### Exercise instructions
Give the records once more, exactly as they stand.

[Dataset excerpts]
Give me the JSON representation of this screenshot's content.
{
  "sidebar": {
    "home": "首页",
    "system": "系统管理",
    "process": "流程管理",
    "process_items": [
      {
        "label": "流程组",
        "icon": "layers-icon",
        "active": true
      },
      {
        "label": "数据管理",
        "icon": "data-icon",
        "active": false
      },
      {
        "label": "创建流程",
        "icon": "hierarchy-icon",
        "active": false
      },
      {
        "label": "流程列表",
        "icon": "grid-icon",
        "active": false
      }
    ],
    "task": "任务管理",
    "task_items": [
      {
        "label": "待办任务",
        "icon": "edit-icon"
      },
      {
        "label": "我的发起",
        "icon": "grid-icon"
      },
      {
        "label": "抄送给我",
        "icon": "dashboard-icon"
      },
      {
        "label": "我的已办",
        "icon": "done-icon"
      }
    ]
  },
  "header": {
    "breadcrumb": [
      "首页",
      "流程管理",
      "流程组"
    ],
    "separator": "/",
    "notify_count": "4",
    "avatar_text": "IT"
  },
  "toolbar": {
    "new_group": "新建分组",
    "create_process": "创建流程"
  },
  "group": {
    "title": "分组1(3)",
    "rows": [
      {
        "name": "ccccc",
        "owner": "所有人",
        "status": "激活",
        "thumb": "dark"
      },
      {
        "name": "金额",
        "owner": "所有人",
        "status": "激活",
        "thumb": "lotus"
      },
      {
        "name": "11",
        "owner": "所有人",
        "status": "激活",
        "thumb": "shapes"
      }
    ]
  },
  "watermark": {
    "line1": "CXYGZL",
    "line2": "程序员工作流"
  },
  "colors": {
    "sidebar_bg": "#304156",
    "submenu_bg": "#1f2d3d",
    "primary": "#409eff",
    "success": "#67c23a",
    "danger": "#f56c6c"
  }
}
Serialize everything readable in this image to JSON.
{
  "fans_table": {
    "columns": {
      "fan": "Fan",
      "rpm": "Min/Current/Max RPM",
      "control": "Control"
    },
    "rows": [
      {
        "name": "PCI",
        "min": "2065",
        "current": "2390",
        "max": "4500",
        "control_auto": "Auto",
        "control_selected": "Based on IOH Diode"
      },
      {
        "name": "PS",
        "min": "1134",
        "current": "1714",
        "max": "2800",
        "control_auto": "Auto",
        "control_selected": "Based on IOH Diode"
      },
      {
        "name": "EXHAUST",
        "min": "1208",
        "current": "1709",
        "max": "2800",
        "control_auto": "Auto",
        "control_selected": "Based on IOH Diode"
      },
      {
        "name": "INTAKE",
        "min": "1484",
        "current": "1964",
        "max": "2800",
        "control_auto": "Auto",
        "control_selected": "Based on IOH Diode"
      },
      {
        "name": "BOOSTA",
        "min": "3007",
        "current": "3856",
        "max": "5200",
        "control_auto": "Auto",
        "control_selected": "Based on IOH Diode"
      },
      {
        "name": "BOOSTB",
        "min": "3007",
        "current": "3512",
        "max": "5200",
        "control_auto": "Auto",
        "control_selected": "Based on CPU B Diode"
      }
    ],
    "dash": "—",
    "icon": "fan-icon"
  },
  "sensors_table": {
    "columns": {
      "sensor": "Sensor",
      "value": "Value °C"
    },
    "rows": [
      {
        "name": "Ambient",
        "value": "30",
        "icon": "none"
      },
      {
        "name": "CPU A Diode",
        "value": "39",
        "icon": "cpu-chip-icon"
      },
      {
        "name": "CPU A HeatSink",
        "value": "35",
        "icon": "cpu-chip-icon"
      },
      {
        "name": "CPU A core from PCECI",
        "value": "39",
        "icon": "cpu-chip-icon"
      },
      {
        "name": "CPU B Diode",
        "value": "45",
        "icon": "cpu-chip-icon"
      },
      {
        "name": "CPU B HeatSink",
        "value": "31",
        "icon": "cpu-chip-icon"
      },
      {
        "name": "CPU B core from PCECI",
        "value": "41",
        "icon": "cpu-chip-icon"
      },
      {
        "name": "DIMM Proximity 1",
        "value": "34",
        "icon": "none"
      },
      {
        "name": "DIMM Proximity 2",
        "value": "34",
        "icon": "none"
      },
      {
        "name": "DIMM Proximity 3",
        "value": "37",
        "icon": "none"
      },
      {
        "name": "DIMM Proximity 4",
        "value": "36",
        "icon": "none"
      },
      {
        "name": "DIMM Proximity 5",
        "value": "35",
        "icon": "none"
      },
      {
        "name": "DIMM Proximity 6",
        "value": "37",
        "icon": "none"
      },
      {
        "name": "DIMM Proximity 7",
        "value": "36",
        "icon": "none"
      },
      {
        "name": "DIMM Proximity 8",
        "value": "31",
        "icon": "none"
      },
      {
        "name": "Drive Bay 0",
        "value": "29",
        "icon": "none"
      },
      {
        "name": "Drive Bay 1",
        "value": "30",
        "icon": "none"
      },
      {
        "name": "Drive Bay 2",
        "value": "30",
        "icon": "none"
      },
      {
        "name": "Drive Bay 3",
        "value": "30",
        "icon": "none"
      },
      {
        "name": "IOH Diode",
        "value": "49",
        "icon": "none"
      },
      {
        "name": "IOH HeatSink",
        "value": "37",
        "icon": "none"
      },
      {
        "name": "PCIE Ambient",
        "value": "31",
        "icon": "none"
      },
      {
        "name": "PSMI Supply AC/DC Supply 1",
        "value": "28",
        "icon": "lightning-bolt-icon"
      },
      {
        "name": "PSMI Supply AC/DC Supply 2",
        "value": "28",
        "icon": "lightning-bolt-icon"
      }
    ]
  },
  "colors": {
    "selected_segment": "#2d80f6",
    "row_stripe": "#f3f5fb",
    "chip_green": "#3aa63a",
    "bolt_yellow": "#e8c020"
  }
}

### Answer to this problem
Give me the JSON representation of this screenshot's content.
{
  "sidebar": {
    "home": "首页",
    "system": "系统管理",
    "process": "流程管理",
    "process_items": [
      {
        "label": "流程组",
        "icon": "layers-icon",
        "active": true
      },
      {
        "label": "数据管理",
        "icon": "data-icon",
        "active": false
      },
      {
        "label": "创建流程",
        "icon": "hierarchy-icon",
        "active": false
      },
      {
        "label": "流程列表",
        "icon": "grid-icon",
        "active": false
      }
    ],
    "task": "任务管理",
    "task_items": [
      {
        "label": "待办任务",
        "icon": "edit-icon"
      },
      {
        "label": "我的发起",
        "icon": "grid-icon"
      },
      {
        "label": "抄送给我",
        "icon": "dashboard-icon"
      },
      {
        "label": "我的已办",
        "icon": "done-icon"
      }
    ]
  },
  "header": {
    "breadcrumb": [
      "首页",
      "流程管理",
      "流程组"
    ],
    "separator": "/",
    "notify_count": "4",
    "avatar_text": "IT"
  },
  "toolbar": {
    "new_group": "新建分组",
    "create_process": "创建流程"
  },
  "group": {
    "title": "分组1(3)",
    "rows": [
      {
        "name": "ccccc",
        "owner": "所有人",
        "status": "激活",
        "thumb": "dark"
      },
      {
        "name": "金额",
        "owner": "所有人",
        "status": "激活",
        "thumb": "lotus"
      },
      {
        "name": "11",
        "owner": "所有人",
        "status": "激活",
        "thumb": "shapes"
      }
    ]
  },
  "watermark": {
    "line1": "CXYGZL",
    "line2": "程序员工作流"
  },
  "colors": {
    "sidebar_bg": "#304156",
    "submenu_bg": "#1f2d3d",
    "primary": "#409eff",
    "success": "#67c23a",
    "danger": "#f56c6c"
  }
}
Serialize everything readable in this image to JSON.
{
  "fans_table": {
    "columns": {
      "fan": "Fan",
      "rpm": "Min/Current/Max RPM",
      "control": "Control"
    },
    "rows": [
      {
        "name": "PCI",
        "min": "2065",
        "current": "2390",
        "max": "4500",
        "control_auto": "Auto",
        "control_selected": "Based on IOH Diode"
      },
      {
        "name": "PS",
        "min": "1134",
        "current": "1714",
        "max": "2800",
        "control_auto": "Auto",
        "control_selected": "Based on IOH Diode"
      },
      {
        "name": "EXHAUST",
        "min": "1208",
        "current": "1709",
        "max": "2800",
        "control_auto": "Auto",
        "control_selected": "Based on IOH Diode"
      },
      {
        "name": "INTAKE",
        "min": "1484",
        "current": "1964",
        "max": "2800",
        "control_auto": "Auto",
        "control_selected": "Based on IOH Diode"
      },
      {
        "name": "BOOSTA",
        "min": "3007",
        "current": "3856",
        "max": "5200",
        "control_auto": "Auto",
        "control_selected": "Based on IOH Diode"
      },
      {
        "name": "BOOSTB",
        "min": "3007",
        "current": "3512",
        "max": "5200",
        "control_auto": "Auto",
        "control_selected": "Based on CPU B Diode"
      }
    ],
    "dash": "—",
    "icon": "fan-icon"
  },
  "sensors_table": {
    "columns": {
      "sensor": "Sensor",
      "value": "Value °C"
    },
    "rows": [
      {
        "name": "Ambient",
        "value": "30",
        "icon": "none"
      },
      {
        "name": "CPU A Diode",
        "value": "39",
        "icon": "cpu-chip-icon"
      },
      {
        "name": "CPU A HeatSink",
        "value": "35",
        "icon": "cpu-chip-icon"
      },
      {
        "name": "CPU A core from PCECI",
        "value": "39",
        "icon": "cpu-chip-icon"
      },
      {
        "name": "CPU B Diode",
        "value": "45",
        "icon": "cpu-chip-icon"
      },
      {
        "name": "CPU B HeatSink",
        "value": "31",
        "icon": "cpu-chip-icon"
      },
      {
        "name": "CPU B core from PCECI",
        "value": "41",
        "icon": "cpu-chip-icon"
      },
      {
        "name": "DIMM Proximity 1",
        "value": "34",
        "icon": "none"
      },
      {
        "name": "DIMM Proximity 2",
        "value": "34",
        "icon": "none"
      },
      {
        "name": "DIMM Proximity 3",
        "value": "37",
        "icon": "none"
      },
      {
        "name": "DIMM Proximity 4",
        "value": "36",
        "icon": "none"
      },
      {
        "name": "DIMM Proximity 5",
        "value": "35",
        "icon": "none"
      },
      {
        "name": "DIMM Proximity 6",
        "value": "37",
        "icon": "none"
      },
      {
        "name": "DIMM Proximity 7",
        "value": "36",
        "icon": "none"
      },
      {
        "name": "DIMM Proximity 8",
        "value": "31",
        "icon": "none"
      },
      {
        "name": "Drive Bay 0",
        "value": "29",
        "icon": "none"
      },
      {
        "name": "Drive Bay 1",
        "value": "30",
        "icon": "none"
      },
      {
        "name": "Drive Bay 2",
        "value": "30",
        "icon": "none"
      },
      {
        "name": "Drive Bay 3",
        "value": "30",
        "icon": "none"
      },
      {
        "name": "IOH Diode",
        "value": "49",
        "icon": "none"
      },
      {
        "name": "IOH HeatSink",
        "value": "37",
        "icon": "none"
      },
      {
        "name": "PCIE Ambient",
        "value": "31",
        "icon": "none"
      },
      {
        "name": "PSMI Supply AC/DC Supply 1",
        "value": "28",
        "icon": "lightning-bolt-icon"
      },
      {
        "name": "PSMI Supply AC/DC Supply 2",
        "value": "28",
        "icon": "lightning-bolt-icon"
      }
    ]
  },
  "colors": {
    "selected_segment": "#2d80f6",
    "row_stripe": "#f3f5fb",
    "chip_green": "#3aa63a",
    "bolt_yellow": "#e8c020"
  }
}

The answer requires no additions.